An Administrative Law Judge is for more informal than a trial. The hearings take place in a small room and everyone is seated during the hearing. There is no attorney present for the government opposing your case. The people present at the hearing include you, your attorney the administrative law judge, the judge’s, and usually a vocational expert. The Administrative Law Judge will swear in any witnesses including the claimant and the vocational expert. Typically, hearings last about 60 minutes.

The Administrative Law Judge or your attorney will ask you questions. Typically, the questions cover personal background information including address, who you live with, age, and education, the types of jobs you have performed in the past, your medical conditions and how the conditions limit your ability to perform work activities, your ability to perform household chores, hobbies, social activities and how you spend a typical day. The Administrative Law Judge and your attorney will also ask the vocational expert questions about whether you can perform your past jobs or any other jobs in the economy.

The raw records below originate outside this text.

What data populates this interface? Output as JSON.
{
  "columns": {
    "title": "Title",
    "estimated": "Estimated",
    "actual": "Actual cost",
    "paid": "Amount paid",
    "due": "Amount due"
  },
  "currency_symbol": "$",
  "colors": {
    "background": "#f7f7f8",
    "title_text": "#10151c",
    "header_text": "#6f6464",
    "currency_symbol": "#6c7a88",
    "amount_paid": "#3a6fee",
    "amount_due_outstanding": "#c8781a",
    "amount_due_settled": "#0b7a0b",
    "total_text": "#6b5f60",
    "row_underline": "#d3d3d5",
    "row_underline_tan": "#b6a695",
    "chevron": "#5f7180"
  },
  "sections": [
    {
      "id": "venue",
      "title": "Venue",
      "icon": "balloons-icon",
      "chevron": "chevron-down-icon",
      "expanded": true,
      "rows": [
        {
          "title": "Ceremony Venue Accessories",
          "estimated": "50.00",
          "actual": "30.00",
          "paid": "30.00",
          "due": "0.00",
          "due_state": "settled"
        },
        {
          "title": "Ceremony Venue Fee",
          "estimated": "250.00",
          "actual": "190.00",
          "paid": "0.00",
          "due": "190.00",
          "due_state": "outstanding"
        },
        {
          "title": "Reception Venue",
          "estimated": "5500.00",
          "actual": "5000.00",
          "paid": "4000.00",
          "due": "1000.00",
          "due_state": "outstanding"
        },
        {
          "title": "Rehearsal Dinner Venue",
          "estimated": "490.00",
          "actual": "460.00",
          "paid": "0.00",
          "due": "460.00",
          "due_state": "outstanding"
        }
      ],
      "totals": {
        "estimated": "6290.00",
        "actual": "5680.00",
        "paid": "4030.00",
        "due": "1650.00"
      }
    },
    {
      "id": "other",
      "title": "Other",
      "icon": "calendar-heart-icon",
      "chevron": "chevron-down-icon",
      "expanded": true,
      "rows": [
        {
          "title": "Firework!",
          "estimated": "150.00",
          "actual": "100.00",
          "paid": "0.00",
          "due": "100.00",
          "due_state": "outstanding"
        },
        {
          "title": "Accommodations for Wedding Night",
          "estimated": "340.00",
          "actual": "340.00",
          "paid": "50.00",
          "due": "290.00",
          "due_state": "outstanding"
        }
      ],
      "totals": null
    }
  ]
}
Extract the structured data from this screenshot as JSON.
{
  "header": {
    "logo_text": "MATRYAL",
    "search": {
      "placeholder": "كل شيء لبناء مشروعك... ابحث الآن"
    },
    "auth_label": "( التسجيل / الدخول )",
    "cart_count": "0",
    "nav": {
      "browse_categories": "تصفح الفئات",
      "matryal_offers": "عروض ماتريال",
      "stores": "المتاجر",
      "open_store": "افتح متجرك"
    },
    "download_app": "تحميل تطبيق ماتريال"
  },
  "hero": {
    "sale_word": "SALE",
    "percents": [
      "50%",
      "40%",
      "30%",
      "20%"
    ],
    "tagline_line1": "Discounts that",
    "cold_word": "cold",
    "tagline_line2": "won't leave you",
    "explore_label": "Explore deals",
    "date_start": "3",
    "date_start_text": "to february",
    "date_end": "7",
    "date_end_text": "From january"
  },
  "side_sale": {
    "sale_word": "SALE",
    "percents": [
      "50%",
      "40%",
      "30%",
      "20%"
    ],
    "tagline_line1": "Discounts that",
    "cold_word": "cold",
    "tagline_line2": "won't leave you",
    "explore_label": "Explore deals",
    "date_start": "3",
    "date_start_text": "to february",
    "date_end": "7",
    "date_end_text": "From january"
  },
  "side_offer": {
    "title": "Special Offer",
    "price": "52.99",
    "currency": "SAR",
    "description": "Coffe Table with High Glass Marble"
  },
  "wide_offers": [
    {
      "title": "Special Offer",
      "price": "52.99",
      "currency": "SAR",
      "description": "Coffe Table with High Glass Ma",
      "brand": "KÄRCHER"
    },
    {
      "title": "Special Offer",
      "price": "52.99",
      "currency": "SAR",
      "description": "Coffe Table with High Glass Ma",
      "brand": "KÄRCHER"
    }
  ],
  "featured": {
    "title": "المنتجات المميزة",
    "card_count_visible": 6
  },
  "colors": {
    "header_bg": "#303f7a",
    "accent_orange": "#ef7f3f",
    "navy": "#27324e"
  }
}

Most of the time the Administrative Law Judge will not make a decision at the hearing.  You will receive a written decision in the mail 30-90 days after the hearing.

  • All severe physical and mental impairments and how such conditions limit your ability to perform work activities
  • Age
  • Education
  • Work history and prior skills

You can hire a representative at any stage of the proceeding. However, it is most common to hire an attorney after you receive an Initial Determination or Notice of Reconsideration denying your claim.

Attorneys represent social security claimants on a contingency fee basis. The attorney fee is 25 percent of the past-due benefits, with a maximum fee of $6000. All Fee Agreements must be approved by the Social Security Administration. If your claim is approved the Social Security Administration will calculate the amount of the attorney fees and send a check directly to your representative.

The statistics show that individuals who are represented by an attorney are more likely to have their claim for SSD or SSI approved. An attorney can file an appeal on your behalf, obtain medical records to support your claim, prepare you to testify at a hearing, and present and argue your claim to the Administrative Law Judge.

Do you have a Social Security Disability?

Mark L. Newman will represent you on a contingent fee basis, which means we are not entitled to attorney fees unless you are awarded disability benefits. If you have questions, about applying for Social Security Disability, or need help filing an appeal, please call us at (513) 721-1350 or contact us by email.

Mark L. Newman Attorney at Law

3074 Madison Road Suite 2N
Cincinnati, OH 45209
Phone: (513) 721-1350
Fax: (513) 721-2301